For instance, if emissions allowances sell for $100 per ton, PG&E would reap over $3.2 billion, while Southern California municipal utilities would pay almost $3.4 billion (of which LADWP’s portion is $2.2 billion), with no end in sight, according LADWP’s financial analysis.
The CPUC/CEC’s proposed “final opinion,” issued Sept. 12, will be submitted to the California Air Resources Board (ARB), which will adopt a plan to reduce statewide greenhouse gas emissions to 1990 levels by 2020. The ARB is required to adopt a scoping plan to achieve the AB 32 goals by Jan. 1, 2009.
“The CPUC/CEC’s final recommendation is truly unconscionable. I implore the ARB to do the right thing and carefully consider whether this proposal will accomplish the objectives of AB 32,” Nahai said. “LADWP is not seeking an exemption, only a fair and equitable solution that truly benefits the environment and effectuates the true intent of AB 32.”
LADWP has proposed an alternative methodology that ties the allocation of emissions credits directly to greenhouse gas emissions. This can be accomplished through a fuel-based, weighted allocation strategy, specifically targeting coal and natural gas because they produce the most greenhouse gas emissions. “If the state opts to go with a cap-and-trade program then we advocate they adopt a strategy based on fuel type to directly crack down on emissions,” Nahai said. “This will allow LADWP to continue to put our public dollars where they can do the most good – toward direct reduction of greenhouse gas emissions through renewable energy and energy efficiency programs.”
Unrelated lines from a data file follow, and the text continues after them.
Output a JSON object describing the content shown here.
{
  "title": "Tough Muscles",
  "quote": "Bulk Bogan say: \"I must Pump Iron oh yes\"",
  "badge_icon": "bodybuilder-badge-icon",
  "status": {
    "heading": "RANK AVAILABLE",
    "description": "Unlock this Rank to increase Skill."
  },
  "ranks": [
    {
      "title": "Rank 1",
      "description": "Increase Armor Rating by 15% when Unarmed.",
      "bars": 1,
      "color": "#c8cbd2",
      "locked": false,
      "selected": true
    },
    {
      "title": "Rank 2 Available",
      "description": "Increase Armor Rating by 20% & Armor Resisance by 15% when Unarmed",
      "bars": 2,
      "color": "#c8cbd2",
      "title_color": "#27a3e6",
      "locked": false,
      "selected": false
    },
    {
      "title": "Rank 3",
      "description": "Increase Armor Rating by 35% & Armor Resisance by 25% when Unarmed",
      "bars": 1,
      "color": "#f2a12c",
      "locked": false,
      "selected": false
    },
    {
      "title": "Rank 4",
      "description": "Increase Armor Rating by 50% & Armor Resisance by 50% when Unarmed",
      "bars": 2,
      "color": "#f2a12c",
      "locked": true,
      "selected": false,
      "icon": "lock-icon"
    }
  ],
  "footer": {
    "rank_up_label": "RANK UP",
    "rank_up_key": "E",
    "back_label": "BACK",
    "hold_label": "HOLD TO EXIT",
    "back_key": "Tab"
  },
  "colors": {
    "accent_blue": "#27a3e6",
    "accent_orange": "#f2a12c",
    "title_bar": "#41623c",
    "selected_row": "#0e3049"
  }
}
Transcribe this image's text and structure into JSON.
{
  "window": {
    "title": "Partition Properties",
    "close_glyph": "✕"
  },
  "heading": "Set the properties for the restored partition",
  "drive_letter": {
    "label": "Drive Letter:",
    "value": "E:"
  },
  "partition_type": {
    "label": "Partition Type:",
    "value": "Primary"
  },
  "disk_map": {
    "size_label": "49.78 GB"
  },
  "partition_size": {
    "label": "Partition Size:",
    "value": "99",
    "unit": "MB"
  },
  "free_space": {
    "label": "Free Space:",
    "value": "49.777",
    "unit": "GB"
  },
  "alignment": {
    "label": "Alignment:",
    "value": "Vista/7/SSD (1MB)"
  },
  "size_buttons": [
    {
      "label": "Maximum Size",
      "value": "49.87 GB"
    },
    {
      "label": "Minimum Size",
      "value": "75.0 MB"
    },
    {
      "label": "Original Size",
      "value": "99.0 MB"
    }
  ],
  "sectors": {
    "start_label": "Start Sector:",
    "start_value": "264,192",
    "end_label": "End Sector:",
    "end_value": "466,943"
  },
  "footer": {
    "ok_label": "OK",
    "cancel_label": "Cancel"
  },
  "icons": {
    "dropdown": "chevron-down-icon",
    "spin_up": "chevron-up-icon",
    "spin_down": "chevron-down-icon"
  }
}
The Los Angeles Department of Water and Power, the nation’s largest municipal utility, provides reliable, low-cost water and power services to Los Angeles residents and businesses in an environmentally responsible manner. LADWP services about 1.4 million electric customers and 680,000 water customers in Los Angeles.